## [Work required]
Without including any images, repeat the data exactly.
──────── Records to use
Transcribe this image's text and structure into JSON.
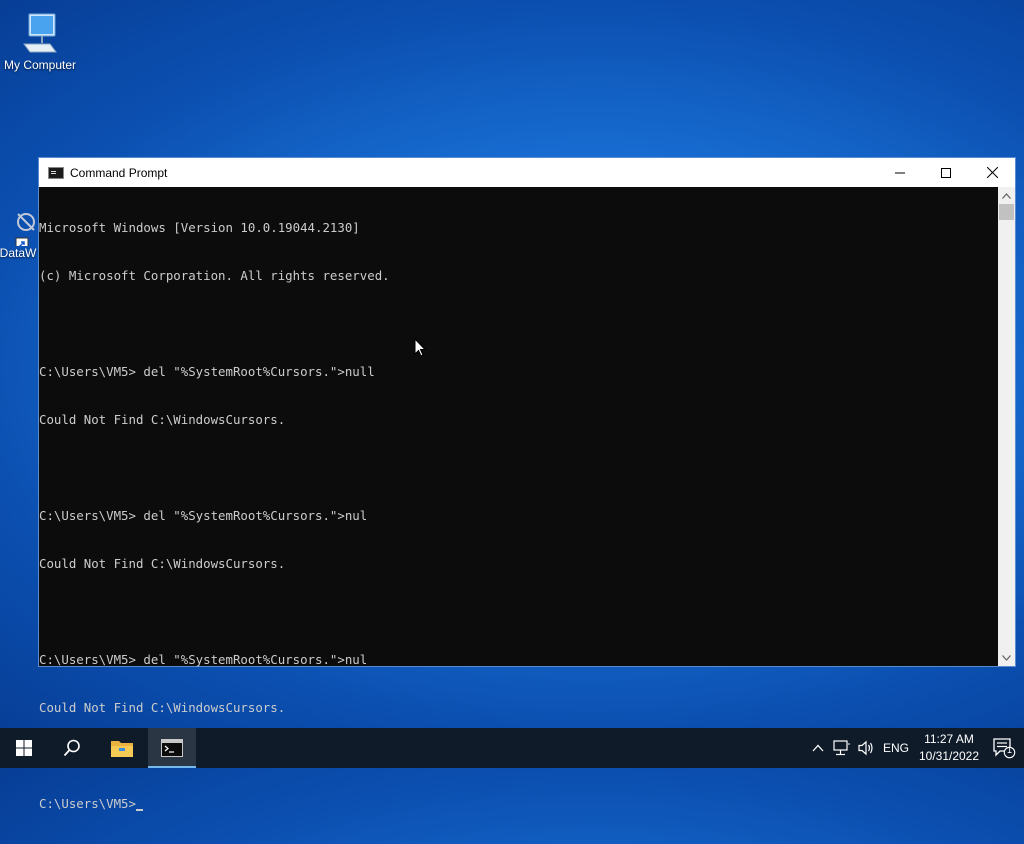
{
  "desktop": {
    "icons": [
      {
        "label": "My Computer"
      },
      {
        "label": "DataW"
      }
    ]
  },
  "window": {
    "title": "Command Prompt",
    "buttons": {
      "minimize": "—",
      "maximize": "☐",
      "close": "✕"
    },
    "lines": [
      "Microsoft Windows [Version 10.0.19044.2130]",
      "(c) Microsoft Corporation. All rights reserved.",
      "",
      "C:\\Users\\VM5> del \"%SystemRoot%Cursors.\">null",
      "Could Not Find C:\\WindowsCursors.",
      "",
      "C:\\Users\\VM5> del \"%SystemRoot%Cursors.\">nul",
      "Could Not Find C:\\WindowsCursors.",
      "",
      "C:\\Users\\VM5> del \"%SystemRoot%Cursors.\">nul",
      "Could Not Find C:\\WindowsCursors.",
      ""
    ],
    "prompt": "C:\\Users\\VM5>"
  },
  "taskbar": {
    "icons": [
      "windows-start-icon",
      "search-icon",
      "file-explorer-icon",
      "command-prompt-icon"
    ],
    "tray": {
      "language": "ENG",
      "time": "11:27 AM",
      "date": "10/31/2022",
      "notification_count": "1"
    }
  },
  "colors": {
    "console_bg": "#0c0c0c",
    "console_fg": "#cccccc",
    "taskbar_bg": "#101b2a",
    "desktop_blue": "#1a72d8"
  }
}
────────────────
## [Answer for this exercise]
Transcribe this image's text and structure into JSON.
{
  "desktop": {
    "icons": [
      {
        "label": "My Computer"
      },
      {
        "label": "DataW"
      }
    ]
  },
  "window": {
    "title": "Command Prompt",
    "buttons": {
      "minimize": "—",
      "maximize": "☐",
      "close": "✕"
    },
    "lines": [
      "Microsoft Windows [Version 10.0.19044.2130]",
      "(c) Microsoft Corporation. All rights reserved.",
      "",
      "C:\\Users\\VM5> del \"%SystemRoot%Cursors.\">null",
      "Could Not Find C:\\WindowsCursors.",
      "",
      "C:\\Users\\VM5> del \"%SystemRoot%Cursors.\">nul",
      "Could Not Find C:\\WindowsCursors.",
      "",
      "C:\\Users\\VM5> del \"%SystemRoot%Cursors.\">nul",
      "Could Not Find C:\\WindowsCursors.",
      ""
    ],
    "prompt": "C:\\Users\\VM5>"
  },
  "taskbar": {
    "icons": [
      "windows-start-icon",
      "search-icon",
      "file-explorer-icon",
      "command-prompt-icon"
    ],
    "tray": {
      "language": "ENG",
      "time": "11:27 AM",
      "date": "10/31/2022",
      "notification_count": "1"
    }
  },
  "colors": {
    "console_bg": "#0c0c0c",
    "console_fg": "#cccccc",
    "taskbar_bg": "#101b2a",
    "desktop_blue": "#1a72d8"
  }
}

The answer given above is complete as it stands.